Task item
Run through the data and copy out every line that mentions the word "arrow".

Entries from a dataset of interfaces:
* * * * * * * * *
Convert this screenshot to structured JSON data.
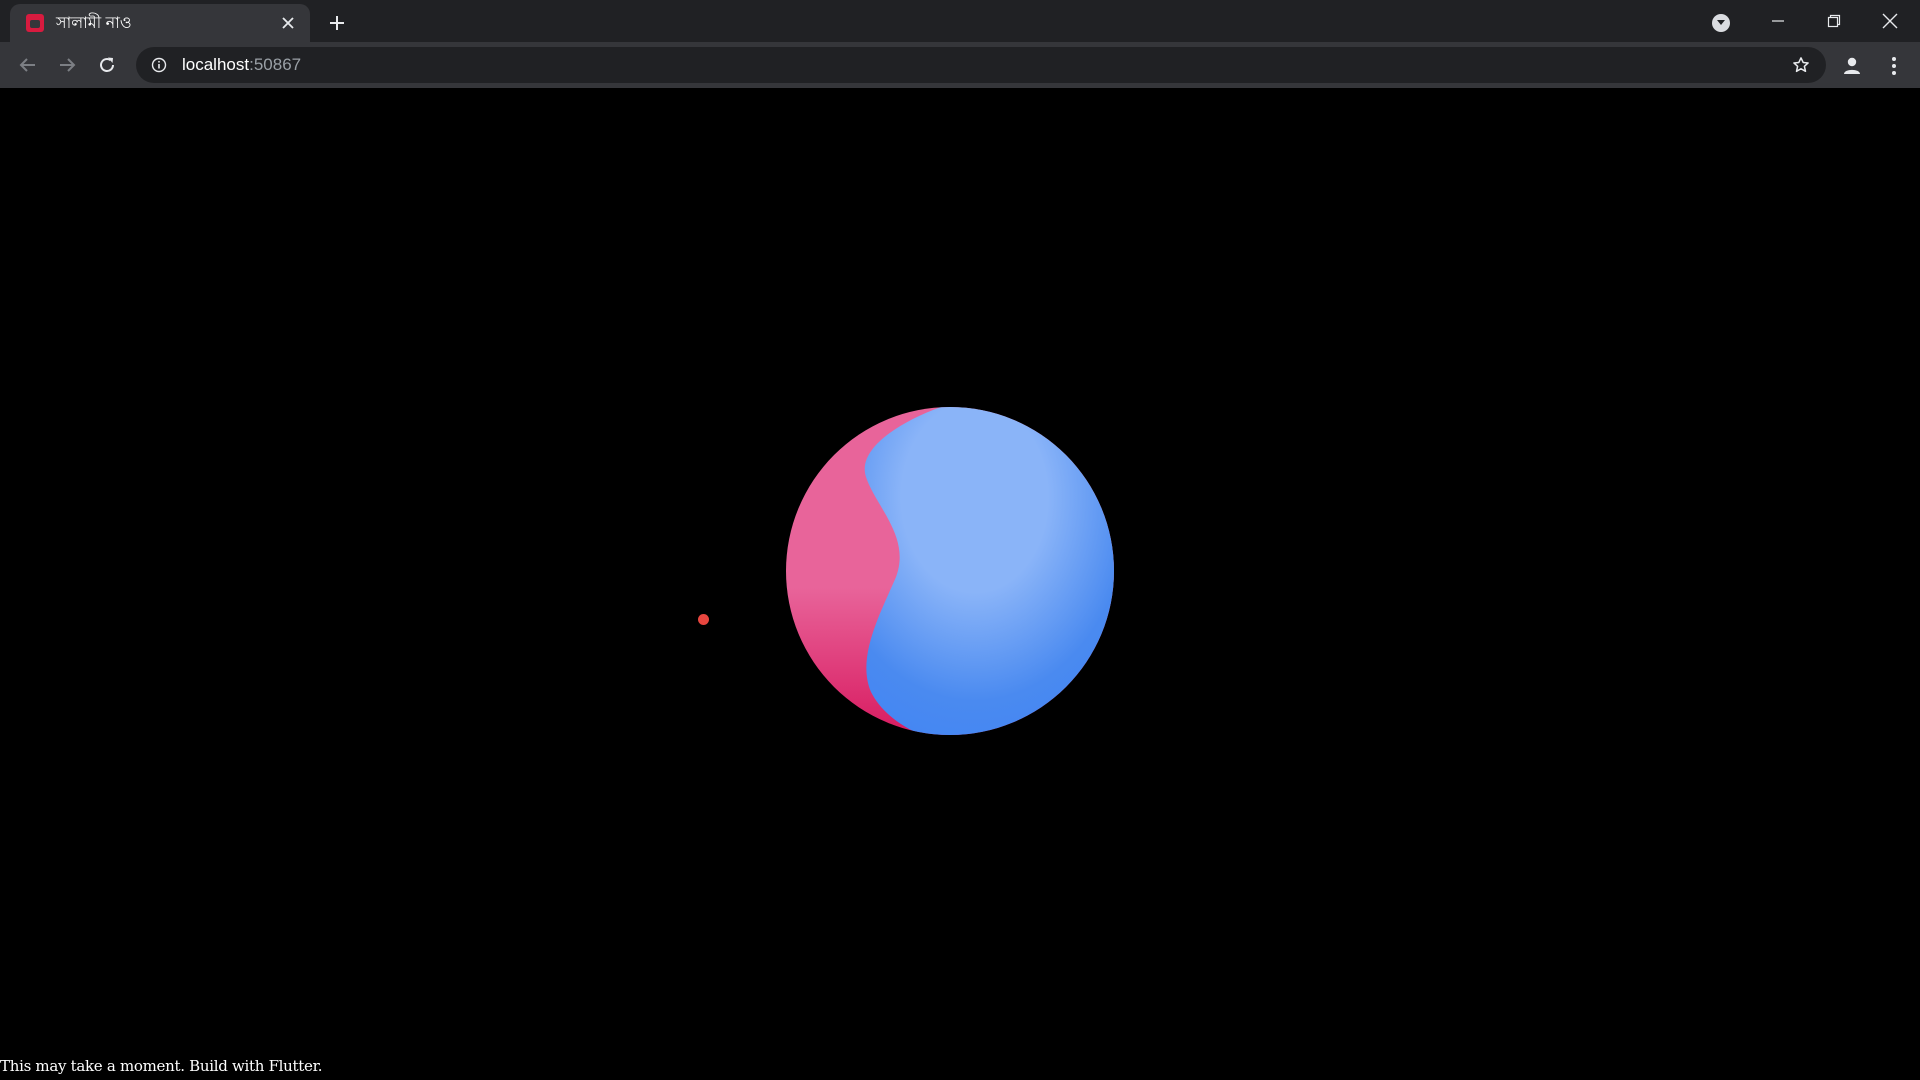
{
  "browser": {
    "tab": {
      "title": "সালামী নাও",
      "favicon": "app-favicon-icon"
    },
    "address_bar": {
      "host": "localhost",
      "port": ":50867",
      "info_icon": "info-icon"
    },
    "icons": {
      "back": "arrow-back-icon",
      "forward": "arrow-forward-icon",
      "reload": "reload-icon",
      "bookmark": "star-icon",
      "profile": "person-icon",
      "menu": "kebab-menu-icon",
      "new_tab": "plus-icon",
      "tab_close": "close-icon",
      "tab_search": "tab-search-icon",
      "minimize": "minimize-icon",
      "restore": "restore-icon",
      "window_close": "close-icon"
    },
    "colors": {
      "tabstrip": "#202124",
      "toolbar": "#35363a",
      "omnibox": "#202124"
    }
  },
  "page": {
    "background": "#000000",
    "loading_message": "This may take a moment. Build with Flutter.",
    "loader": {
      "pink_color": "#e8649a",
      "deep_pink_color": "#d81b60",
      "blue_color": "#4285f4",
      "light_blue_color": "#8ab4f8",
      "dot_color": "#e8463f"
    }
  }
}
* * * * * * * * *
Result
      "back": "arrow-back-icon",
      "forward": "arrow-forward-icon",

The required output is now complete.